The $100 Startup: Fire Your Boss, Do What You Love and Work Better To Live More by Chris Guillebeau is a book for those who are looking to do what they love, and get paid to do it.
This is an engaging idea for a great many people and so Chris has captured a compelling theme for this intriguing book. Typically the people that find the book of interest, looking across the comments from the various reviews, are those that have been working in the corporate domain or in a job they don’t really enjoy. They are now looking for something that makes them feel valuable doing something they like to do. The core idea being that you can earn a living (in some cases a very good living) doing what you love to do.
Well written and compelling, the book is literally packed with stories and explanations of how people have found themselves looking for an alternative way to earn money and exploited their talents and a particular passion to do so. In many cases they have done this with very little start-up money and have turned their micro business into a successful alternative to a steady job.
The principles explored in the book are to exploit a passion, earn money through value creation in that field, be creative about how you find your target market and then get them to pay for that value. In many of the cases that Guillebeau presents, the money making method is simple and clear. In many others however, there is a lack of detail that is leaves the reader a little frustrated. But this book isn’t a manual that your follow to leave your corporate job, but more a set of themes that give you the thinking framework around which to find your own solutions.
Some of those themes include:
– You probably already have the skills you need or they are easily learned from common sources like books or the internet.
– If you sell a man a fish, you can make money from him every day but if you teach a man to fish, he no longer needs your service. So build a product or service that engenders a level of dependency and repeat business. Box and sell what is desirable and requires frequent replenishment.
– You can make money from your passion if it aligns to what enough potential customers want.
– Keep your business planning short, but take action, get feedback and keep looking at how to improve.
– Create a killer offer.
– LAUNCH – you have to take action and get something out there to sell.
– Take action on a routine basis.
– Market for free, word of mouth, interesting offers as there is no real need to pay for advertising. If your business is remarkable, people will remark about it and you.
– Make small changes and get feedback so you can increase the value you offer, the number of people you offer it to and the money you make from doing it.
– Remember to build a business that you want to own and run and not one that runs you and ties you down.
The ultimate aim of the your business, Guillebeau argues is to reach the level of personal freedom you want by creating value that customers need using the skills you have (or can learn quickly) and focusing on your passions.

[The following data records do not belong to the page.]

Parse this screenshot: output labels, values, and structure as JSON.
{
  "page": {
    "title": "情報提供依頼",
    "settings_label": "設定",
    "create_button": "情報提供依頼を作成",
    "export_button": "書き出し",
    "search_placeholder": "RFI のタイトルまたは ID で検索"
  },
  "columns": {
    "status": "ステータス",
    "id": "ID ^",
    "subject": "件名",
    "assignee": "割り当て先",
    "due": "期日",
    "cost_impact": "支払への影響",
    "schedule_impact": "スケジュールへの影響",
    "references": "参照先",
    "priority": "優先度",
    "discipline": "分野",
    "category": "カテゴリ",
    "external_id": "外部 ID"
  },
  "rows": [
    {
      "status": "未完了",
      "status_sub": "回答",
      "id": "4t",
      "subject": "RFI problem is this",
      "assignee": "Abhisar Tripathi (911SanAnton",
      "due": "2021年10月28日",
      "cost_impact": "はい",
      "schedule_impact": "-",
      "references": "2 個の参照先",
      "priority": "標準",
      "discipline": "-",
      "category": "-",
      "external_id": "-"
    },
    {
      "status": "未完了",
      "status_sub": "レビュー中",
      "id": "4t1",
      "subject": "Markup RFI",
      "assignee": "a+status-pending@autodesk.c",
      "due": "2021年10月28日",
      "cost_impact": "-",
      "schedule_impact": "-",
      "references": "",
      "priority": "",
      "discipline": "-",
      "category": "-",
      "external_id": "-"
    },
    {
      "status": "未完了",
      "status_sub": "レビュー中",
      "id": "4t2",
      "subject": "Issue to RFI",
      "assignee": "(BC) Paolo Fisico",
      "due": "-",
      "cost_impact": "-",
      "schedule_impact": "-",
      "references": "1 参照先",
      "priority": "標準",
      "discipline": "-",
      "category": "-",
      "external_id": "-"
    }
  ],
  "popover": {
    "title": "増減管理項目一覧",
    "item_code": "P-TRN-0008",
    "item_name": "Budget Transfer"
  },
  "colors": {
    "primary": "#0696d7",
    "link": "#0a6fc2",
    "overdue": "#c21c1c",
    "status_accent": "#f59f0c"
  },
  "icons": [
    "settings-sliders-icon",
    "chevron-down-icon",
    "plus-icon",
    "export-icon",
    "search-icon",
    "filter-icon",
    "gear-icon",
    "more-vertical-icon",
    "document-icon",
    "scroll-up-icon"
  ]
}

What the book also offers is a fast review of small business case studies that is almost an mini MBA for the small business owner. Indeed one of the most interesting and valuable parts of the book for me are the case studies that are explored. Some are a little shallow in overall analysis, but what they do offer is guidance, advice and encouragement on how it can be done. You don’t have to have much experience to build a successful small business and this book will help you along that path so for that reason I rate it highly and it will stay in my library and probably be replaced with the next edition.
Dare to Aspire